The only reason it feels more natural to you is because that is the way you do it. It was beat into me from Driver's Education never use your left foot to brake. To me it feels natural to not brake with my left foot.
There is a great article I just read about using your left foot to brake from a driving instructor. In the article he basically says things I was thinking. There are a couple of points he makes in the article I want to point out. This is directly related to when he was instructing his students to use their right foot to brake.
We do emergency braking in a controlled environment at Young Drivers of Canada so I had the student apply the brakes with their left foot when I suddenly commanded “STOP!” at a specific speed and location. I measured their stopping distance and then had them try it again with their right foot applying the brakes. Their stopping distance was hugely improved. I never had to remind them again about only using their right foot on the pedals.
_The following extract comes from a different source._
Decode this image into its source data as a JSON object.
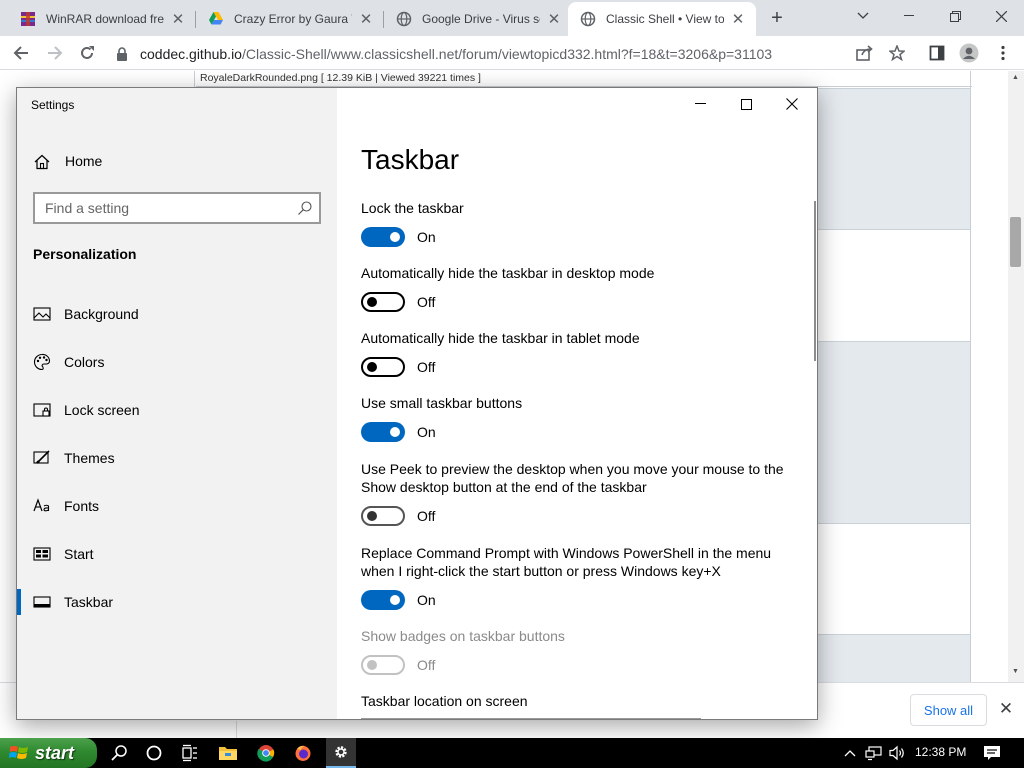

While this is doesn't have very much empirical data in it, it rings true for the following reason (as he goes on to say):
The main difference for an improved stopping distance was their left foot was able to counter balance their weight transfer so they had more pressure to apply into their braking. If your left foot is placed up against the firewall of the vehicle, it can allow you to push yourself back in your seat. That will then allow you to press harder against the brake pedal in an emergency. Sit in your vehicle while parked and try this. You will automatically feel the difference in leg strength when you apply the brake this way.
Another thing you probably don't think about is a lot of people who use their left foot to brake actually keep their foot on the brake pedal. If you do this and think you are not causing issues, you are sadly mistaken. When you keep your foot on the pedal, you are riding the brake. This does the following:
- Wears out your brakes faster
- Causes you to have worse gas mileage
- Causes undue wear and tear on your drivetrain
Even if you don't believe you're putting any pressure on the pedal by resting it there, you are utterly wrong. The reason I know you are wrong is because not a person in the world is going to be able to keep their foot in the air (off the floor) for any long length of time without fatigue. When fatigue sets in, you rest your foot on the pedal. I have fairly long feet and know I could not rest my foot on the floor and have it in a position to brake at the same time.